It is a lot to take on - two new brand launches, a men’s brand launch and expansion into Europe - but if the numbers are anything to go by, the strategy is likely to pay off. Sales at Bendon UK for the year to March 31, 2008 climbed 1.4% to just under £8m, while pre-tax profits rose to £287,766 from £273,862 the previous year - not easy in a shrinking lingerie market.
According to retail research firm TNS Worldpanel Fashion, the total underwear market including men’s and women’s declined by 4% in the year to April 26 to £1.3bn and the recent collapse of Intimas Group, which owns the Lepel, Discover Mademoiselle and Charnos brands, shows the market is not immune to the recession.
“Globally, it’s tough, and the UK is particularly temperamental,” says Hill of the downturn. “But at same time we’ve adjusted our costs and we’re set to ride out the next few years.”
Who do you consider to be your fashion mentor and why? It has always been Donna Karan. Her brand is phenomenal and the way she has segmented it is phenomenal. She has always stayed within her core values and I love her product too. I used to work as international sales director for DKNY and she was tough but absolutely focused and inspirational. You were in no doubt about what you needed to do for her.

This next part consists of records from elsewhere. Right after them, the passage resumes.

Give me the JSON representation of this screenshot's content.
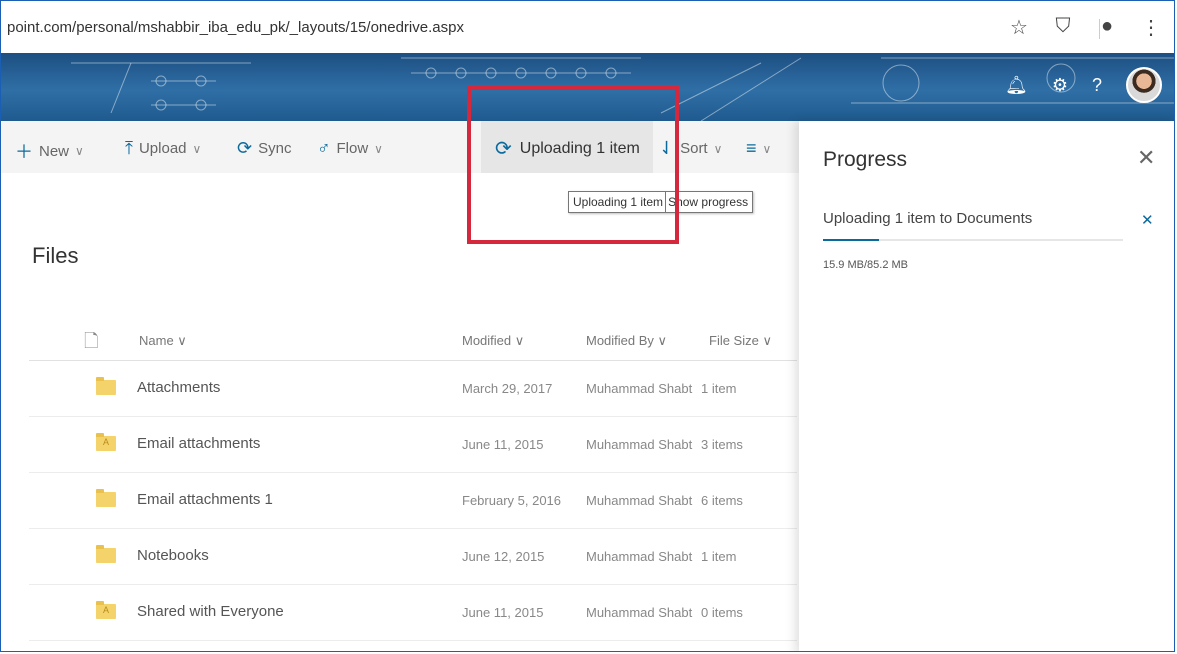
{
  "browser": {
    "url": "point.com/personal/mshabbir_iba_edu_pk/_layouts/15/onedrive.aspx",
    "icons": [
      "star-icon",
      "vpn-shield-icon",
      "account-icon",
      "menu-kebab-icon"
    ]
  },
  "commandbar": {
    "new_label": "New",
    "upload_label": "Upload",
    "sync_label": "Sync",
    "flow_label": "Flow",
    "uploading_label": "Uploading 1 item",
    "sort_label": "Sort"
  },
  "tooltip": {
    "text1": "Uploading 1 item",
    "text2": "Show progress"
  },
  "main": {
    "title": "Files",
    "columns": [
      "Name",
      "Modified",
      "Modified By",
      "File Size"
    ],
    "rows": [
      {
        "name": "Attachments",
        "modified": "March 29, 2017",
        "modified_by": "Muhammad Shabt",
        "size": "1 item"
      },
      {
        "name": "Email attachments",
        "modified": "June 11, 2015",
        "modified_by": "Muhammad Shabt",
        "size": "3 items"
      },
      {
        "name": "Email attachments 1",
        "modified": "February 5, 2016",
        "modified_by": "Muhammad Shabt",
        "size": "6 items"
      },
      {
        "name": "Notebooks",
        "modified": "June 12, 2015",
        "modified_by": "Muhammad Shabt",
        "size": "1 item"
      },
      {
        "name": "Shared with Everyone",
        "modified": "June 11, 2015",
        "modified_by": "Muhammad Shabt",
        "size": "0 items"
      }
    ]
  },
  "progress": {
    "title": "Progress",
    "item_text": "Uploading 1 item to Documents",
    "size_text": "15.9 MB/85.2 MB",
    "fraction": 0.187
  },
  "colors": {
    "accent": "#0b6a9c",
    "highlight": "#d6283c",
    "banner": "#2f6fa6"
  }
}
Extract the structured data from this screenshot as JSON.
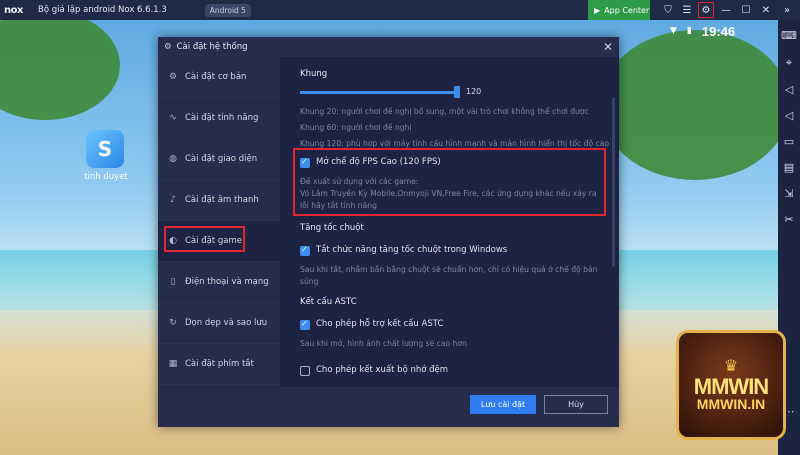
{
  "topbar": {
    "logo": "nox",
    "title": "Bộ giả lập android Nox 6.6.1.3",
    "android_badge": "Android 5",
    "app_center": "App Center"
  },
  "status_bar": {
    "time": "19:46"
  },
  "desktop": {
    "app_label": "tinh duyet"
  },
  "watermark": {
    "line1": "MMWIN",
    "line2": "MMWIN.IN"
  },
  "dialog": {
    "title": "Cài đặt hệ thống",
    "nav": [
      {
        "label": "Cài đặt cơ bản",
        "icon": "gear-icon"
      },
      {
        "label": "Cài đặt tính năng",
        "icon": "pulse-icon"
      },
      {
        "label": "Cài đặt giao diện",
        "icon": "palette-icon"
      },
      {
        "label": "Cài đặt âm thanh",
        "icon": "speaker-icon"
      },
      {
        "label": "Cài đặt game",
        "icon": "game-icon"
      },
      {
        "label": "Điện thoại và mạng",
        "icon": "phone-icon"
      },
      {
        "label": "Dọn dẹp và sao lưu",
        "icon": "cleanup-icon"
      },
      {
        "label": "Cài đặt phím tắt",
        "icon": "keyboard-icon"
      }
    ],
    "active_nav_index": 4,
    "frame": {
      "title": "Khung",
      "value": "120",
      "fill_fraction": 1.0,
      "desc_20": "Khung 20: người chơi đề nghị bổ sung, một vài trò chơi không thể chơi được",
      "desc_60": "Khung 60: người chơi đề nghị",
      "desc_120": "Khung 120: phù hợp với máy tính cấu hình mạnh và màn hình hiển thị tốc độ cao"
    },
    "fps": {
      "label": "Mở chế độ FPS Cao (120 FPS)",
      "checked": true,
      "desc1": "Đề xuất sử dụng với các game:",
      "desc2": "Võ Lâm Truyền Kỳ Mobile,Onmyoji VN,Free Fire, các ứng dụng khác nếu xảy ra",
      "desc3": "lỗi hãy tắt tính năng"
    },
    "mouse": {
      "title": "Tăng tốc chuột",
      "label": "Tắt chức năng tăng tốc chuột trong Windows",
      "checked": true,
      "desc1": "Sau khi tắt, nhắm bắn bằng chuột sẽ chuẩn hơn, chỉ có hiệu quả ở chế độ bản",
      "desc2": "súng"
    },
    "astc": {
      "title": "Kết cấu ASTC",
      "label": "Cho phép hỗ trợ kết cấu ASTC",
      "checked": true,
      "desc": "Sau khi mở, hình ảnh chất lượng sẽ cao hơn"
    },
    "cache": {
      "label": "Cho phép kết xuất bộ nhớ đệm",
      "checked": false
    },
    "save_label": "Lưu cài đặt",
    "cancel_label": "Hủy"
  },
  "colors": {
    "accent": "#2f7df0",
    "highlight": "#e0262c",
    "dialog_bg": "#262c4c",
    "content_bg": "#1e2343"
  }
}
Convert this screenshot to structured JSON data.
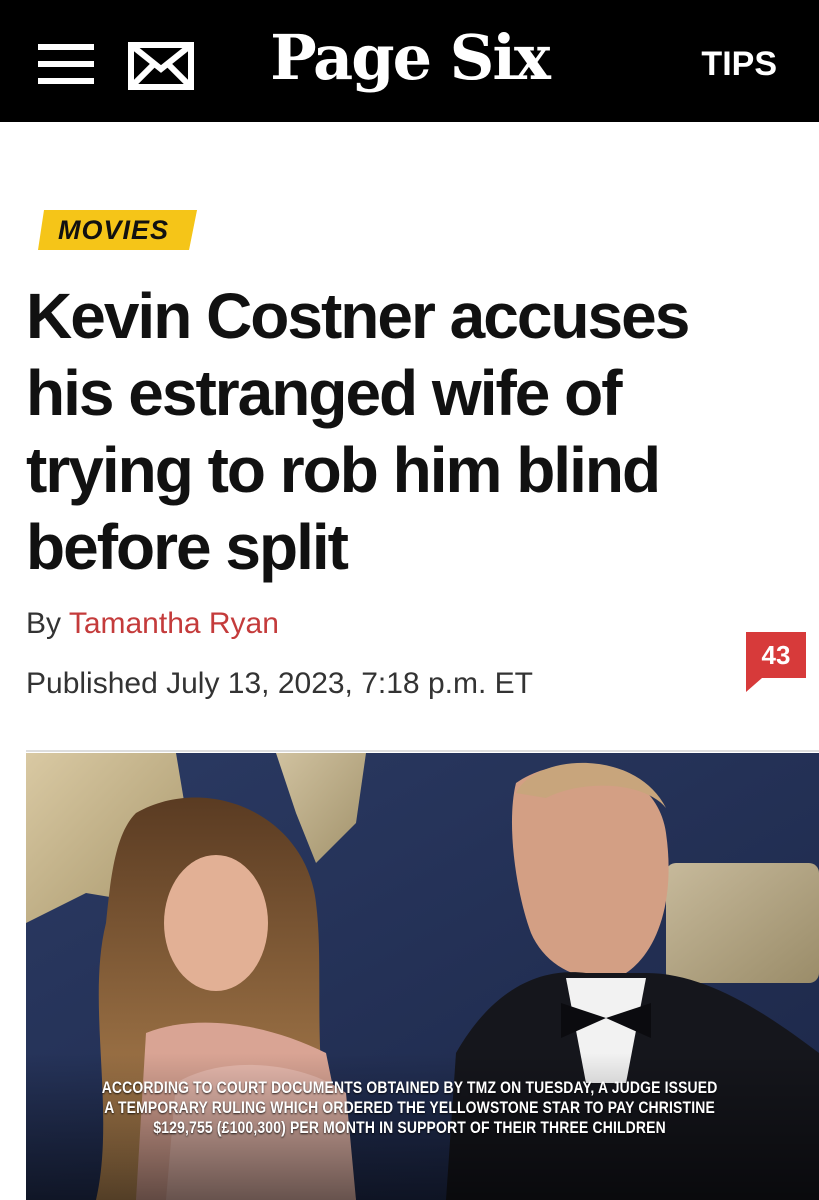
{
  "header": {
    "logo": "Page Six",
    "tips_label": "TIPS",
    "menu_icon": "hamburger-menu-icon",
    "mail_icon": "envelope-icon",
    "background": "#000000"
  },
  "article": {
    "category": "MOVIES",
    "category_color": "#f5c518",
    "headline": "Kevin Costner accuses his estranged wife of trying to rob him blind before split",
    "byline_prefix": "By",
    "author": "Tamantha Ryan",
    "author_color": "#c43b3b",
    "published": "Published July 13, 2023, 7:18 p.m. ET",
    "comment_count": "43",
    "comment_color": "#d73a3a"
  },
  "photo": {
    "caption": "According to court documents obtained by TMZ on Tuesday, a judge issued a temporary ruling which ordered the Yellowstone star to pay Christine $129,755 (£100,300) per month in support of their three children",
    "caption_lines": [
      "According to court documents obtained by TMZ on Tuesday, a judge issued",
      "a temporary ruling which ordered the Yellowstone star to pay Christine",
      "$129,755 (£100,300) per month in support of their three children"
    ]
  }
}
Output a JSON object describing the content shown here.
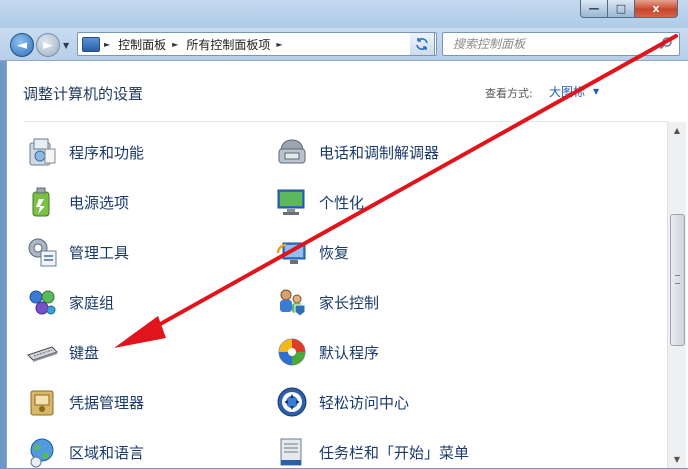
{
  "window": {
    "min_glyph": "—",
    "max_glyph": "□",
    "close_glyph": "x"
  },
  "navigation": {
    "back_glyph": "◄",
    "forward_glyph": "►",
    "breadcrumbs": [
      "控制面板",
      "所有控制面板项"
    ],
    "search_placeholder": "搜索控制面板"
  },
  "content": {
    "title": "调整计算机的设置",
    "view_by_label": "查看方式:",
    "view_by_value": "大图标"
  },
  "items_left": [
    {
      "label": "程序和功能",
      "icon": "programs-features-icon"
    },
    {
      "label": "电源选项",
      "icon": "power-options-icon"
    },
    {
      "label": "管理工具",
      "icon": "admin-tools-icon"
    },
    {
      "label": "家庭组",
      "icon": "homegroup-icon"
    },
    {
      "label": "键盘",
      "icon": "keyboard-icon"
    },
    {
      "label": "凭据管理器",
      "icon": "credential-manager-icon"
    },
    {
      "label": "区域和语言",
      "icon": "region-language-icon"
    }
  ],
  "items_right": [
    {
      "label": "电话和调制解调器",
      "icon": "phone-modem-icon"
    },
    {
      "label": "个性化",
      "icon": "personalization-icon"
    },
    {
      "label": "恢复",
      "icon": "recovery-icon"
    },
    {
      "label": "家长控制",
      "icon": "parental-controls-icon"
    },
    {
      "label": "默认程序",
      "icon": "default-programs-icon"
    },
    {
      "label": "轻松访问中心",
      "icon": "ease-of-access-icon"
    },
    {
      "label": "任务栏和「开始」菜单",
      "icon": "taskbar-start-menu-icon"
    }
  ],
  "colors": {
    "link": "#1a3a6b",
    "title": "#1e395b",
    "annotation_arrow": "#e0141c"
  }
}
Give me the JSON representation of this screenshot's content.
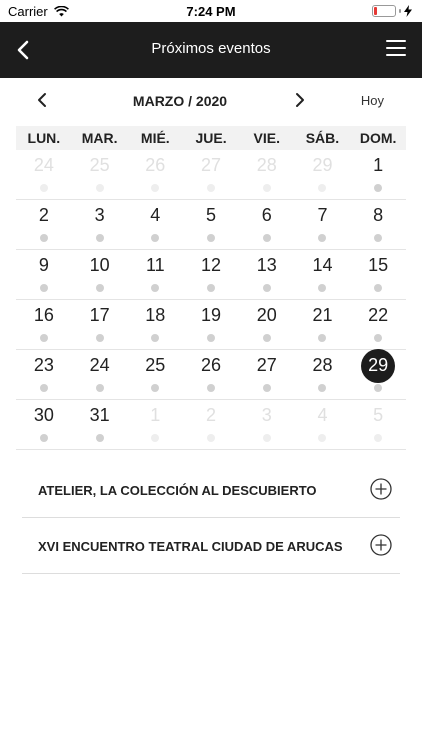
{
  "status_bar": {
    "carrier": "Carrier",
    "time": "7:24 PM"
  },
  "navbar": {
    "title": "Próximos eventos",
    "icons": {
      "back": "chevron-left-icon",
      "menu": "hamburger-menu-icon"
    }
  },
  "calendar": {
    "month_label": "MARZO / 2020",
    "today_label": "Hoy",
    "weekdays": [
      "LUN.",
      "MAR.",
      "MIÉ.",
      "JUE.",
      "VIE.",
      "SÁB.",
      "DOM."
    ],
    "selected_day": "29",
    "weeks": [
      [
        {
          "n": "24",
          "m": true
        },
        {
          "n": "25",
          "m": true
        },
        {
          "n": "26",
          "m": true
        },
        {
          "n": "27",
          "m": true
        },
        {
          "n": "28",
          "m": true
        },
        {
          "n": "29",
          "m": true
        },
        {
          "n": "1",
          "m": false
        }
      ],
      [
        {
          "n": "2",
          "m": false
        },
        {
          "n": "3",
          "m": false
        },
        {
          "n": "4",
          "m": false
        },
        {
          "n": "5",
          "m": false
        },
        {
          "n": "6",
          "m": false
        },
        {
          "n": "7",
          "m": false
        },
        {
          "n": "8",
          "m": false
        }
      ],
      [
        {
          "n": "9",
          "m": false
        },
        {
          "n": "10",
          "m": false
        },
        {
          "n": "11",
          "m": false
        },
        {
          "n": "12",
          "m": false
        },
        {
          "n": "13",
          "m": false
        },
        {
          "n": "14",
          "m": false
        },
        {
          "n": "15",
          "m": false
        }
      ],
      [
        {
          "n": "16",
          "m": false
        },
        {
          "n": "17",
          "m": false
        },
        {
          "n": "18",
          "m": false
        },
        {
          "n": "19",
          "m": false
        },
        {
          "n": "20",
          "m": false
        },
        {
          "n": "21",
          "m": false
        },
        {
          "n": "22",
          "m": false
        }
      ],
      [
        {
          "n": "23",
          "m": false
        },
        {
          "n": "24",
          "m": false
        },
        {
          "n": "25",
          "m": false
        },
        {
          "n": "26",
          "m": false
        },
        {
          "n": "27",
          "m": false
        },
        {
          "n": "28",
          "m": false
        },
        {
          "n": "29",
          "m": false
        }
      ],
      [
        {
          "n": "30",
          "m": false
        },
        {
          "n": "31",
          "m": false
        },
        {
          "n": "1",
          "m": true
        },
        {
          "n": "2",
          "m": true
        },
        {
          "n": "3",
          "m": true
        },
        {
          "n": "4",
          "m": true
        },
        {
          "n": "5",
          "m": true
        }
      ]
    ]
  },
  "events": [
    {
      "title": "ATELIER, LA COLECCIÓN AL DESCUBIERTO"
    },
    {
      "title": "XVI ENCUENTRO TEATRAL CIUDAD DE ARUCAS"
    }
  ],
  "colors": {
    "navbar": "#1d1d1d",
    "selected": "#1d1d1d",
    "battery_low": "#e53935"
  }
}
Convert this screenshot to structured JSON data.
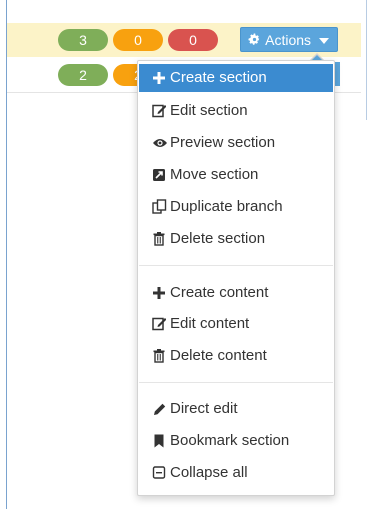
{
  "rows": [
    {
      "counts": [
        "3",
        "0",
        "0"
      ],
      "colors": [
        "#7fae59",
        "#f8a10f",
        "#d9534f"
      ]
    },
    {
      "counts": [
        "2",
        "2"
      ],
      "colors": [
        "#7fae59",
        "#f8a10f"
      ]
    }
  ],
  "actions": {
    "label": "Actions",
    "icon": "gear-icon",
    "accent": "#5ba5dc"
  },
  "menu": {
    "groups": [
      [
        {
          "label": "Create section",
          "icon": "plus-icon",
          "active": true
        },
        {
          "label": "Edit section",
          "icon": "edit-icon"
        },
        {
          "label": "Preview section",
          "icon": "eye-icon"
        },
        {
          "label": "Move section",
          "icon": "move-icon"
        },
        {
          "label": "Duplicate branch",
          "icon": "duplicate-icon"
        },
        {
          "label": "Delete section",
          "icon": "trash-icon"
        }
      ],
      [
        {
          "label": "Create content",
          "icon": "plus-icon"
        },
        {
          "label": "Edit content",
          "icon": "edit-icon"
        },
        {
          "label": "Delete content",
          "icon": "trash-icon"
        }
      ],
      [
        {
          "label": "Direct edit",
          "icon": "pencil-icon"
        },
        {
          "label": "Bookmark section",
          "icon": "bookmark-icon"
        },
        {
          "label": "Collapse all",
          "icon": "collapse-icon"
        }
      ]
    ]
  },
  "colors": {
    "highlight": "#3b8bd0",
    "row_highlight": "#fcf3c8"
  }
}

What is your favourite shop? A furniture store called ABC Carpet & Home in New York. It’s a seven-storey emporium of homeware, with a floor of mid-century Danish furniture, which I love.
What has been the best-selling product you have worked on? It has to be a pair of tortoiseshell-rimmed sunglasses with a dark green lens when I worked for [eyewear brand] Cutler and Gross - they were very rock ‘n’ roll. The brand sold many thousands of that particular style. Cutler and Gross is a fantastic company.
What has been your proudest moment? Personally, my two children. Professionally, breaking into Europe and the Middle East with many of the brands I’ve worked with in the past, especially as I don’t speak any other languages. What would be your dream job (apart from your current position)? I used to row at school, so my dream job would be physiotherapist for the Great British men’s rowing team. But if I couldn’t do that, then I would want to be an architect.
2007 EU president, Bendon
2006 Wholesale and franchise director, Charles Tyrwhitt
2004 Vice president US sales, Concept LH
2001 Vice president international sales, John Varvatos Europe
1999 International sales director, Donna Karan International
1997 Country manager for under-wear, Calvin Klein
1992 General manager, Club 21
1989 General manager, wholesale, Cutler and Gross